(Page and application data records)
________________
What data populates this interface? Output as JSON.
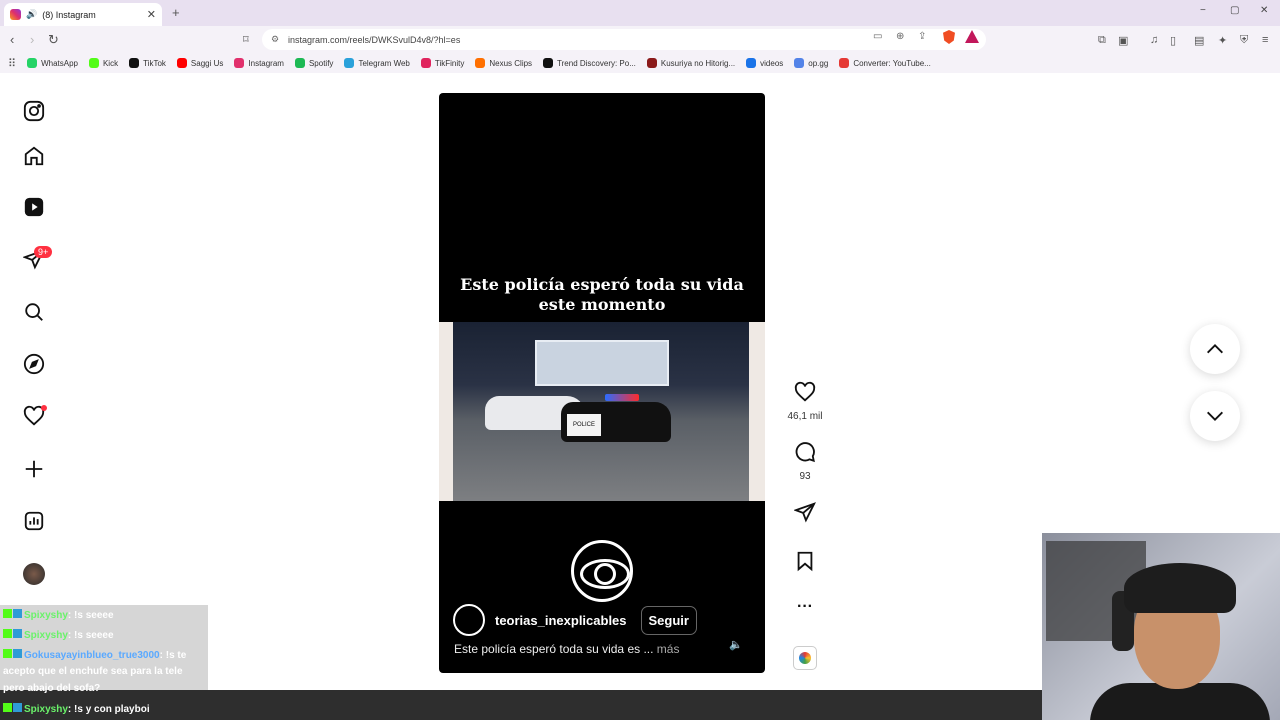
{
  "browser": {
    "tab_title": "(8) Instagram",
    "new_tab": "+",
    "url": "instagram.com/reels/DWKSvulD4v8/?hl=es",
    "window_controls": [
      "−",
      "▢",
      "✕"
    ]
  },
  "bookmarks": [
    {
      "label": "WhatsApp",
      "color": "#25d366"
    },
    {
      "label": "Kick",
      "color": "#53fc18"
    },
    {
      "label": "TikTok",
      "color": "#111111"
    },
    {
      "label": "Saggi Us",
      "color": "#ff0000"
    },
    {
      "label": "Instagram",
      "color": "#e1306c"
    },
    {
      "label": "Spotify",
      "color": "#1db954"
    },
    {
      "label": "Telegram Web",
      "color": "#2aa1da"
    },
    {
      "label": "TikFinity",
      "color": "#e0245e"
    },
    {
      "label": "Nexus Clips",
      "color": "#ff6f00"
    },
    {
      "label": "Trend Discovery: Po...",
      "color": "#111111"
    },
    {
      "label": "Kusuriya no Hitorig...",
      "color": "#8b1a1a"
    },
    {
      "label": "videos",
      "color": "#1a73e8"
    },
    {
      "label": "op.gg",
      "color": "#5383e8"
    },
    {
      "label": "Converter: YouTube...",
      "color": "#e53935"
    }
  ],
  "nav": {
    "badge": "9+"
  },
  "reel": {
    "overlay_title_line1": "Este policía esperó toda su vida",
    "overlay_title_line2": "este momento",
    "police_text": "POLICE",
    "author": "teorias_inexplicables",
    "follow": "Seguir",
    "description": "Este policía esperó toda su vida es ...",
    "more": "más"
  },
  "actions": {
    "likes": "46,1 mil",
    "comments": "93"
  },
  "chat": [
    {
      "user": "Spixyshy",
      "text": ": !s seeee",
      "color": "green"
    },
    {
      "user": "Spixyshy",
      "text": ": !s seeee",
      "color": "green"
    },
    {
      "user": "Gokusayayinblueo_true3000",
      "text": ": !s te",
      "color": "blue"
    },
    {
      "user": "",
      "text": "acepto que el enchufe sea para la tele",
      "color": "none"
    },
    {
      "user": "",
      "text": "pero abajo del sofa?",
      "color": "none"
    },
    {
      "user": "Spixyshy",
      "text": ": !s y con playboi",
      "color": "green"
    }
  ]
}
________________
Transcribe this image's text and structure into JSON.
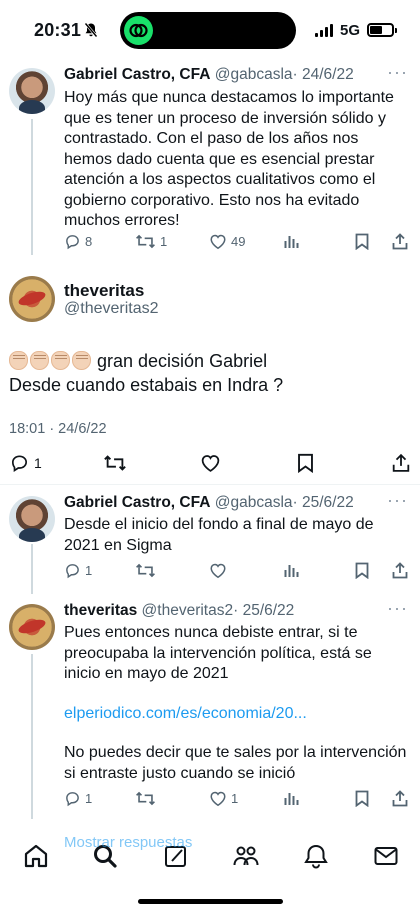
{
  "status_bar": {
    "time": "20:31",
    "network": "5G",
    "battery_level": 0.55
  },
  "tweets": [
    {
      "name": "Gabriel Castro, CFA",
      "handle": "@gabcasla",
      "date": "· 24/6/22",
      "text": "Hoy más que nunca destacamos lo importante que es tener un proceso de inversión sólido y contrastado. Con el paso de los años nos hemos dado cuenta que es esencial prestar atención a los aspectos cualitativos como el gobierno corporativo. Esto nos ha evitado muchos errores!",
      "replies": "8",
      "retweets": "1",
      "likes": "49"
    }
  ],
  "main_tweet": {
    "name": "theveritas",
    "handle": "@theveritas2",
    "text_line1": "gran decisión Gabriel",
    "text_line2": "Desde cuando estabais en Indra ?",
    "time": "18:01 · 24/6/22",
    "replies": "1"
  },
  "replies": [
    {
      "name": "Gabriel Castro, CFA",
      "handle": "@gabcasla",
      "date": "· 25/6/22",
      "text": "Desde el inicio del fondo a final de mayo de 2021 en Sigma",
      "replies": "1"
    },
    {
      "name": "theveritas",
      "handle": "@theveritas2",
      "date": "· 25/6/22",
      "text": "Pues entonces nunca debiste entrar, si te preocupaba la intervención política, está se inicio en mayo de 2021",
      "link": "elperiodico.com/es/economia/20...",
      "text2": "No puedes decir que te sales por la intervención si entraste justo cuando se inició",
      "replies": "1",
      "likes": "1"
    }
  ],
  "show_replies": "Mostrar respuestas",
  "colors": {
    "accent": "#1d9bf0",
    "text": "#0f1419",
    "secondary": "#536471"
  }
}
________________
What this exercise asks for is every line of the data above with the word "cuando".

Output:
    "text_line2": "Desde cuando estabais en Indra ?",
      "text2": "No puedes decir que te sales por la intervención si entraste justo cuando se inició",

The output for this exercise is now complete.